Momentum is a difficult thing to gauge in baseball, and the adage is probably true that it has more to due with who is taking the mound the next day than anything else, but I think rhythm is something to be considered.
The Royals have lost every game after an off-day so far this year. That's four of their seven defeats. Several young players (I'm looking at you, Moose and Hos) are having a hard time finding their groove after raking in Spring Training, and Ned Yost may want to put them on the bench for a game or two to clear their heads, but how can he when they've had plenty of time to think between ballgames as it is.
In fact, that may be the problem. A lot of off-days in April helps stretch out the pitching staff, but it also breaks the routine of the everyday guys.
Coming off of two great wins against the Red Sox, I don't think anybody wants to spend a day relaxing in Detroit. (Though, I'm sure the urban decay is splendid in the spring.)
Kansas City starts a stretch of 13 games without an open date today against the Tigers. If the offense can get on track and the pitching stays strong, it will go a long way towards keeping this team in contention throughout the summer.

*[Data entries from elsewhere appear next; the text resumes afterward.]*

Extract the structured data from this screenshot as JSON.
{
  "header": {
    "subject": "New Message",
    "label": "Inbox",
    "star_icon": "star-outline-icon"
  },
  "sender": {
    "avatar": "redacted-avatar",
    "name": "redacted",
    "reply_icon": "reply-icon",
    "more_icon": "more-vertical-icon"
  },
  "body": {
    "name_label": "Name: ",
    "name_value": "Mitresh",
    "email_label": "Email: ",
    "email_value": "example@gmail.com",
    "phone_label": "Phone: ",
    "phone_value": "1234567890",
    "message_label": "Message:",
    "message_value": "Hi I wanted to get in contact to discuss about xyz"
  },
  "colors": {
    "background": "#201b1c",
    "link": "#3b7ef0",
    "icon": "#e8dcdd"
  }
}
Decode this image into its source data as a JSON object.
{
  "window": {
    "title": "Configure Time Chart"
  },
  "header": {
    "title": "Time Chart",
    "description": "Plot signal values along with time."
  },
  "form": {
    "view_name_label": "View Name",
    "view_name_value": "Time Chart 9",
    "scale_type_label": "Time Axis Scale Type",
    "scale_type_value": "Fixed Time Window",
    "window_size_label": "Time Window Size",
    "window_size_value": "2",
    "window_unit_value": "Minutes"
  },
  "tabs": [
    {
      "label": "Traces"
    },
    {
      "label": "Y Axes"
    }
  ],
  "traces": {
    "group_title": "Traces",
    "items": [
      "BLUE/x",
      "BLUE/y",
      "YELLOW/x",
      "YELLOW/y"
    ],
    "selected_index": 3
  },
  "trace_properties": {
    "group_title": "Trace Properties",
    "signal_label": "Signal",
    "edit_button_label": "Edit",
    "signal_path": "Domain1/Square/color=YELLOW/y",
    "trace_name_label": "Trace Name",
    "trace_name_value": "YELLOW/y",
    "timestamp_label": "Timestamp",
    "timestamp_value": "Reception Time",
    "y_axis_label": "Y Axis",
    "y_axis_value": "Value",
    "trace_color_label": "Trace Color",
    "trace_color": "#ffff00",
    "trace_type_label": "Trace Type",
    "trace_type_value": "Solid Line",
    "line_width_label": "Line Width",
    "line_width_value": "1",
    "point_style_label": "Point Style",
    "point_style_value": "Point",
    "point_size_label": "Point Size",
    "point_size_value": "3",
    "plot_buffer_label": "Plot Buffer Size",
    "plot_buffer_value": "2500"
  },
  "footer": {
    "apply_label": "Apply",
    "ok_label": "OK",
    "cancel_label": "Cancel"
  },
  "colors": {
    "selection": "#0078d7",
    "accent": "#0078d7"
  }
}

The first real day without baseball was quite depressing. (I don't count the off day after opening day, as the transition from Spring Training to real baseball is jarring enough)
Whether the Royals are in the midst of an epic losing streak or have just finished sweeping a division opponent, I feel an emptiness on the days during the season when there isn't baseball. For the next six months, I will mark my days by the baseball clock.
There has been a lot of local baseball flavor today due to the premier in Kansas City of the new Jackie Robinson biopic, 42. I'm happy for the Negro Leagues Museum to get such a big event, and I'm glad to see a lot of the team coming out in support.
42 is one of the movies I am most-excited to see this year, along with the new Gatsby flick (don't judge me... I re-read the book to my newborn daughter last year, so it's found a special place in my heart).
But, I'm excited for baseball to resume tomorrow. The Blue Jays made some big moves in the off-season and will be a much stronger test of where the Royals stand than the Twins were.